→ EXERCISE DIRECTIONS
Set down a precise copy of the whole listing.

→ PROVIDED ENTRIES
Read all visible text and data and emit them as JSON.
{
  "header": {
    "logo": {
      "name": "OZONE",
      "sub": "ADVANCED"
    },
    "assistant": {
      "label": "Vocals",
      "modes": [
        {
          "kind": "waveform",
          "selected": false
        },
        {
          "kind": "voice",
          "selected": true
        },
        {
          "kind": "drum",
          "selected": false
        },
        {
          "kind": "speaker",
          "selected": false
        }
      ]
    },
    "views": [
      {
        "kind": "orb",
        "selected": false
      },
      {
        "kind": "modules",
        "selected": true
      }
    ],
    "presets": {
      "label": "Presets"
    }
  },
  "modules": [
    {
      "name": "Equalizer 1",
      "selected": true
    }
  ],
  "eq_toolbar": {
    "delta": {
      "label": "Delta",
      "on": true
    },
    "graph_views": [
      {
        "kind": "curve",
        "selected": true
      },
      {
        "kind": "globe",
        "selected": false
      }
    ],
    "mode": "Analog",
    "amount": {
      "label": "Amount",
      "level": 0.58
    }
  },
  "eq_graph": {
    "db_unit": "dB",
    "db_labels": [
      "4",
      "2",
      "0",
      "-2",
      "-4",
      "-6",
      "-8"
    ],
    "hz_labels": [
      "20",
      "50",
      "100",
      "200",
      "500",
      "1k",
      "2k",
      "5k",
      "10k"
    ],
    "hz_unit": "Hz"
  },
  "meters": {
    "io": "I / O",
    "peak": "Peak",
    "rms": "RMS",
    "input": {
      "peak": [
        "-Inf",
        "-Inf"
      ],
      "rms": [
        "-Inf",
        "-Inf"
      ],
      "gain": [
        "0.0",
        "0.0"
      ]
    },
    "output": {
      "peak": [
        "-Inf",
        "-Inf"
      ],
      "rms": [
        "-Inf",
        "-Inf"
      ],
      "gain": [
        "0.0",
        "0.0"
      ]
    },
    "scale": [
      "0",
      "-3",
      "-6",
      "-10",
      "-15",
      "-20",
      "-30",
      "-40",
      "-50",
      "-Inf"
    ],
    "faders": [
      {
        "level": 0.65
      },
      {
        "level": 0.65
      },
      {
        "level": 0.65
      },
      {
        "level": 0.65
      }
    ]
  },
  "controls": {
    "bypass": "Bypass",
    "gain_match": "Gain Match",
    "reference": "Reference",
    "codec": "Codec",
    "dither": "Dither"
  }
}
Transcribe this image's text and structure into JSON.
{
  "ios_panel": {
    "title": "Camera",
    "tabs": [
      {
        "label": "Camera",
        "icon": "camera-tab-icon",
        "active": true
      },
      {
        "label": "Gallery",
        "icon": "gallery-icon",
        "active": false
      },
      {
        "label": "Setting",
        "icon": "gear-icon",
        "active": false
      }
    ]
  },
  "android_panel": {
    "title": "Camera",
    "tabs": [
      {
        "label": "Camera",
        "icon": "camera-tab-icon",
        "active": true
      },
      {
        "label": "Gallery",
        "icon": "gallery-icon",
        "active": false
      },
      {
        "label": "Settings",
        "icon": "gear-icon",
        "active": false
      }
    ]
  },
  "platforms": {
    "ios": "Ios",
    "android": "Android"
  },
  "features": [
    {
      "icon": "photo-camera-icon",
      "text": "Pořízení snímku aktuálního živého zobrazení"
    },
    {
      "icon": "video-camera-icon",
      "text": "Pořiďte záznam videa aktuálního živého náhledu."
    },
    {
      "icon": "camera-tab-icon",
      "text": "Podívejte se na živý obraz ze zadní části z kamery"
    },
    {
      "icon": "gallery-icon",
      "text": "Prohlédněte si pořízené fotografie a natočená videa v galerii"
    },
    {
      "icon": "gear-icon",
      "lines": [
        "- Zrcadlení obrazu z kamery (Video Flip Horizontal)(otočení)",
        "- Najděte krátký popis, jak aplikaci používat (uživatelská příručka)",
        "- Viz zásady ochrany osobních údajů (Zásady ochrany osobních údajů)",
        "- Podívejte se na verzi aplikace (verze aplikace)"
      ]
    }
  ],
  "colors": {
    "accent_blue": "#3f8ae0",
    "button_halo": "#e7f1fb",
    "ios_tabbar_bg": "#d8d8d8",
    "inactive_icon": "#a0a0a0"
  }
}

→ ANSWER BELOW
Read all visible text and data and emit them as JSON.
{
  "header": {
    "logo": {
      "name": "OZONE",
      "sub": "ADVANCED"
    },
    "assistant": {
      "label": "Vocals",
      "modes": [
        {
          "kind": "waveform",
          "selected": false
        },
        {
          "kind": "voice",
          "selected": true
        },
        {
          "kind": "drum",
          "selected": false
        },
        {
          "kind": "speaker",
          "selected": false
        }
      ]
    },
    "views": [
      {
        "kind": "orb",
        "selected": false
      },
      {
        "kind": "modules",
        "selected": true
      }
    ],
    "presets": {
      "label": "Presets"
    }
  },
  "modules": [
    {
      "name": "Equalizer 1",
      "selected": true
    }
  ],
  "eq_toolbar": {
    "delta": {
      "label": "Delta",
      "on": true
    },
    "graph_views": [
      {
        "kind": "curve",
        "selected": true
      },
      {
        "kind": "globe",
        "selected": false
      }
    ],
    "mode": "Analog",
    "amount": {
      "label": "Amount",
      "level": 0.58
    }
  },
  "eq_graph": {
    "db_unit": "dB",
    "db_labels": [
      "4",
      "2",
      "0",
      "-2",
      "-4",
      "-6",
      "-8"
    ],
    "hz_labels": [
      "20",
      "50",
      "100",
      "200",
      "500",
      "1k",
      "2k",
      "5k",
      "10k"
    ],
    "hz_unit": "Hz"
  },
  "meters": {
    "io": "I / O",
    "peak": "Peak",
    "rms": "RMS",
    "input": {
      "peak": [
        "-Inf",
        "-Inf"
      ],
      "rms": [
        "-Inf",
        "-Inf"
      ],
      "gain": [
        "0.0",
        "0.0"
      ]
    },
    "output": {
      "peak": [
        "-Inf",
        "-Inf"
      ],
      "rms": [
        "-Inf",
        "-Inf"
      ],
      "gain": [
        "0.0",
        "0.0"
      ]
    },
    "scale": [
      "0",
      "-3",
      "-6",
      "-10",
      "-15",
      "-20",
      "-30",
      "-40",
      "-50",
      "-Inf"
    ],
    "faders": [
      {
        "level": 0.65
      },
      {
        "level": 0.65
      },
      {
        "level": 0.65
      },
      {
        "level": 0.65
      }
    ]
  },
  "controls": {
    "bypass": "Bypass",
    "gain_match": "Gain Match",
    "reference": "Reference",
    "codec": "Codec",
    "dither": "Dither"
  }
}
Transcribe this image's text and structure into JSON.
{
  "ios_panel": {
    "title": "Camera",
    "tabs": [
      {
        "label": "Camera",
        "icon": "camera-tab-icon",
        "active": true
      },
      {
        "label": "Gallery",
        "icon": "gallery-icon",
        "active": false
      },
      {
        "label": "Setting",
        "icon": "gear-icon",
        "active": false
      }
    ]
  },
  "android_panel": {
    "title": "Camera",
    "tabs": [
      {
        "label": "Camera",
        "icon": "camera-tab-icon",
        "active": true
      },
      {
        "label": "Gallery",
        "icon": "gallery-icon",
        "active": false
      },
      {
        "label": "Settings",
        "icon": "gear-icon",
        "active": false
      }
    ]
  },
  "platforms": {
    "ios": "Ios",
    "android": "Android"
  },
  "features": [
    {
      "icon": "photo-camera-icon",
      "text": "Pořízení snímku aktuálního živého zobrazení"
    },
    {
      "icon": "video-camera-icon",
      "text": "Pořiďte záznam videa aktuálního živého náhledu."
    },
    {
      "icon": "camera-tab-icon",
      "text": "Podívejte se na živý obraz ze zadní části z kamery"
    },
    {
      "icon": "gallery-icon",
      "text": "Prohlédněte si pořízené fotografie a natočená videa v galerii"
    },
    {
      "icon": "gear-icon",
      "lines": [
        "- Zrcadlení obrazu z kamery (Video Flip Horizontal)(otočení)",
        "- Najděte krátký popis, jak aplikaci používat (uživatelská příručka)",
        "- Viz zásady ochrany osobních údajů (Zásady ochrany osobních údajů)",
        "- Podívejte se na verzi aplikace (verze aplikace)"
      ]
    }
  ],
  "colors": {
    "accent_blue": "#3f8ae0",
    "button_halo": "#e7f1fb",
    "ios_tabbar_bg": "#d8d8d8",
    "inactive_icon": "#a0a0a0"
  }
}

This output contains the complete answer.